The Health Minister launched the National Framework for Malaria Elimination (NFME) 2016-2030, which outlines India's strategy to eliminate malaria by 2030. This program defines key strategic approaches such as:
- Program phasing owing to the varying endemicity in the country
- Classification of States/UTs based on API (Annual Parasite Incidence. API = (confirmed cases during 1 year/population under surveillance) x 1000) as primary criterion
- District as the unit of planning and implementation
- Focus on high endemicity areas
- Special strategy for Plasmodium vivax elimination
- Eliminate the mosquito-borne disease from all low and moderate endemic states/UTs (26) by 2022
- Reduce incidence of malaria to less than 1/1000 population in all States/UTs and the districts and malaria elimination in 31 states/UTs by 2024
- Interrupt indigenous malaria transmission in all States/ UTs (Category 3) by 2027
- Prevent re-establishment of local malaria transmission in areas where it is already eliminated and to achieve a malaria-free status of the country by 2030
Latest Research Update on Malaria Vaccine
Under clinical trials, over 20 subunit vaccine constructs are currently being evaluated or are already in the advanced preclinical development phase. One of them is:
The malaria vaccine candidate RTS,S/AS01 is the foremost vaccine candidate against the deadly Plasmodium falciparum parasite. A Phase III trial began in May 2009 with enrollment in 2011 of 15,460 children in the 7 countries in sub-Saharan Africa. The final results were published last year in April.
Health Tips for Prevention of Malaria
For prevention of malaria, following steps should be taken:
- Take appropriate anti-malarial medicines. The choice of anti-malarial drugs will be based on your past medical history, age and other current medications.
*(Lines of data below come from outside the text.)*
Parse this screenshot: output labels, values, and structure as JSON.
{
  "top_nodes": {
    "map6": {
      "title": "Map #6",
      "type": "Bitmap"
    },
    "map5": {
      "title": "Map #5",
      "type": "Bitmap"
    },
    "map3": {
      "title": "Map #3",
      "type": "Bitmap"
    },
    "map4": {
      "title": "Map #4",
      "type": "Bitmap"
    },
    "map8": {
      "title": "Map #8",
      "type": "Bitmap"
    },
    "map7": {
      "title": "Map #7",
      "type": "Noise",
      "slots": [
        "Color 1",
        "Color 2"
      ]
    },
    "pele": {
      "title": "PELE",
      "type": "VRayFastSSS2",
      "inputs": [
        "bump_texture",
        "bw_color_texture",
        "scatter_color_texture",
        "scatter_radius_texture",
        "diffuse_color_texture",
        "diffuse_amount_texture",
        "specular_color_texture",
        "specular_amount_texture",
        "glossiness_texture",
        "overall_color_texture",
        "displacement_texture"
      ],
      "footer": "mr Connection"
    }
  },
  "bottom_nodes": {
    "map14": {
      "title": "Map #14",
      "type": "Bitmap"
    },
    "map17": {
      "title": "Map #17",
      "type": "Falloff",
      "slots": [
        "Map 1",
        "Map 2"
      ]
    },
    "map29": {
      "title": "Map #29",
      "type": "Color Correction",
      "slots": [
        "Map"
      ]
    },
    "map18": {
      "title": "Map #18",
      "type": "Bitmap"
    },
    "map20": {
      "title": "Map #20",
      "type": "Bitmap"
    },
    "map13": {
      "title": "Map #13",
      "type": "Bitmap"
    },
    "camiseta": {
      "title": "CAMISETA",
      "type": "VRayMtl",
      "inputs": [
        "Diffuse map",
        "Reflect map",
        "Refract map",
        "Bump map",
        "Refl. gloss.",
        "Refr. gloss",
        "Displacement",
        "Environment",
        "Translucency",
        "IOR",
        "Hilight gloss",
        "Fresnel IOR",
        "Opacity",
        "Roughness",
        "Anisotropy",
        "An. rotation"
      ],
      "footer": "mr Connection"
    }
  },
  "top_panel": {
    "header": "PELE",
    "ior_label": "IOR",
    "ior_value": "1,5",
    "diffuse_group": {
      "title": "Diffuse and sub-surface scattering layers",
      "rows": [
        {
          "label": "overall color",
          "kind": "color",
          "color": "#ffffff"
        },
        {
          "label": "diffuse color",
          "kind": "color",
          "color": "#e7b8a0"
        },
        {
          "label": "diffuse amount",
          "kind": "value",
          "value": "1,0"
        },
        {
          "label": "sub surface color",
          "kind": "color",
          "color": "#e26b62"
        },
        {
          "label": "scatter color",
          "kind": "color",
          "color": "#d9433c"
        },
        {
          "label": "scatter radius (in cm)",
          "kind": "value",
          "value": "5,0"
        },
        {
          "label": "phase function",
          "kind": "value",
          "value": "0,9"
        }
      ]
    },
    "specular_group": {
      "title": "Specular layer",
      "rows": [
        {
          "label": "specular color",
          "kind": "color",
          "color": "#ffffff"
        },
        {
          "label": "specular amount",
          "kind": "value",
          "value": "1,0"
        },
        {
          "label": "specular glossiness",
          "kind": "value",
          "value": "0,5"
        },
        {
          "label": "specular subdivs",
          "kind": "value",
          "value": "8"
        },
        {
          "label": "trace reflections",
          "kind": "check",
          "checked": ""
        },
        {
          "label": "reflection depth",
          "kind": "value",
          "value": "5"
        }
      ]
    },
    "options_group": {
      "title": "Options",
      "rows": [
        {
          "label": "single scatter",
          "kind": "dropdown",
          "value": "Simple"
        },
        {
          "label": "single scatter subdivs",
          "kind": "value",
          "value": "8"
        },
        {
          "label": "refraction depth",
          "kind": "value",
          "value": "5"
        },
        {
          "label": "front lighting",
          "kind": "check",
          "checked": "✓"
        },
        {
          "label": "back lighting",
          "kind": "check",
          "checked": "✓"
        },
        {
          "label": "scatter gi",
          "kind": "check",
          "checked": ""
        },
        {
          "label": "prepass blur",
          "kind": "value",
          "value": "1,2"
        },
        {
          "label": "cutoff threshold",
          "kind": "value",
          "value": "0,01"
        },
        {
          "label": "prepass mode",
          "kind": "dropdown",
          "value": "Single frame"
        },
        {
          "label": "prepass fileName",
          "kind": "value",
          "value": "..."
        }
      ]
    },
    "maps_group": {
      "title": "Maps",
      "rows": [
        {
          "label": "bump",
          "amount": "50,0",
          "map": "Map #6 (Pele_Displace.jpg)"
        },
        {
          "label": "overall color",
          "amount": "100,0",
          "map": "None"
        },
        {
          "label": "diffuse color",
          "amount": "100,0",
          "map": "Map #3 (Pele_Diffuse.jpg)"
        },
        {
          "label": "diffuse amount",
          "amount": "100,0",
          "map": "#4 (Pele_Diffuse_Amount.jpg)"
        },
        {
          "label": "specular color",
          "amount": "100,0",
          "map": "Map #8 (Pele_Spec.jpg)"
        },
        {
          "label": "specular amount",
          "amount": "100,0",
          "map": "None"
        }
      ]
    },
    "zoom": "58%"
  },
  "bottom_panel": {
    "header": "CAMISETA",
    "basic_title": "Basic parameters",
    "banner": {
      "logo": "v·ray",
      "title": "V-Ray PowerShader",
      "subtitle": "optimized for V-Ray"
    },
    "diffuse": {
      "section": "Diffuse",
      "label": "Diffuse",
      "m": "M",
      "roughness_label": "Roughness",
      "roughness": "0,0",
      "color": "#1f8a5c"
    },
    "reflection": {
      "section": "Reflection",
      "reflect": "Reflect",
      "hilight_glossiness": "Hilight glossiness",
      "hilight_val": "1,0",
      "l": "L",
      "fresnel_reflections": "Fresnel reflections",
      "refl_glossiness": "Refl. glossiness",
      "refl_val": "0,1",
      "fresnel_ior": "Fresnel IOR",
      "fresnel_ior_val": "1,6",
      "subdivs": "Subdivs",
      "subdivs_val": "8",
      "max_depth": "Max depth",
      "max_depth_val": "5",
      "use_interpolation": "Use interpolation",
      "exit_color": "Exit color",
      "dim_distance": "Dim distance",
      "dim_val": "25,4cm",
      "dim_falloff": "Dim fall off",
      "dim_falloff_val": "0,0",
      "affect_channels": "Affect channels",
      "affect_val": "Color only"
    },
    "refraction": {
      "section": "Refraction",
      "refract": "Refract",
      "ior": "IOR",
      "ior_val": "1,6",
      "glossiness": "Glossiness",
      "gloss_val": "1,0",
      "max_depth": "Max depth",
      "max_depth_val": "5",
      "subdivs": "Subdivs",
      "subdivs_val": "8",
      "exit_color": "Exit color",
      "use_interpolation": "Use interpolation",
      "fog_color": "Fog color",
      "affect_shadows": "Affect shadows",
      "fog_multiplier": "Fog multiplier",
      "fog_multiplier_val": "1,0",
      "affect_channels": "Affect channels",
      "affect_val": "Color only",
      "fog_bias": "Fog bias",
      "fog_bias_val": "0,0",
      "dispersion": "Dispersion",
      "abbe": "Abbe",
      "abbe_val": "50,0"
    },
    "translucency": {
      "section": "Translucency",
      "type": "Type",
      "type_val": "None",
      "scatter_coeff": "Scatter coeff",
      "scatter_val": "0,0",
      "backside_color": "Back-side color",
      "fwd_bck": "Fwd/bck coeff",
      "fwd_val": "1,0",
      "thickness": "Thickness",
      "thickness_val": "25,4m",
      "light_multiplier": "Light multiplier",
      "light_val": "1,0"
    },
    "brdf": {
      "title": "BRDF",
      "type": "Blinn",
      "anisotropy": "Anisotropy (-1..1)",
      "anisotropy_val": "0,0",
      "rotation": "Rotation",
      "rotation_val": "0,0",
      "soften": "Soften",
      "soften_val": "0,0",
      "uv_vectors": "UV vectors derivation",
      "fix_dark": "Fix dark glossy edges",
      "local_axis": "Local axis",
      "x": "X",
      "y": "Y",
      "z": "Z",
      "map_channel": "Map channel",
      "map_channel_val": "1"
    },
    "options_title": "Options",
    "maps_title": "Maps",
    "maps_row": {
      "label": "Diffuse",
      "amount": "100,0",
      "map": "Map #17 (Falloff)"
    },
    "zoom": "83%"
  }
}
- Avert mosquito bites by sleeping under insecticide-treated or simple mosquito nets.
- Always be covered to avoid mosquito bites - wear socks, long pants, long-sleeved shirts and blouses.
- Spray mosquito repellents and apply repellent lotions on exposed skin.
- Ensure doors and windows are shut tight and screened with gauze or mesh to prevent mosquitoes from entering.
- Pregnant women and small children must avoid traveling to malaria-endemic areas.
- It is necessary to check with your family doctor or a travel clinic for anti-malarial medicines for the country you are traveling to. Malaria treatment is challenging as malaria parasites have grown increasingly drug-resistant.
- P Melmane, S Shetty, D Gulati. A study of drug resistance in malaria. JIACM 2014; 15(1): 9-12
- Promoting Rational Use of Drugs and Correct Case Management in Basic Health Services Published by UNICEF's Programme Division in cooperation with the World Health Organization.
- Press Information Bureau Government of India Ministry of Health and Family Welfare 11-February-2016 15:47 IST
- Fact sheet: The RTS,S malaria vaccine candidate (MosquirixTM). GSK, July 2015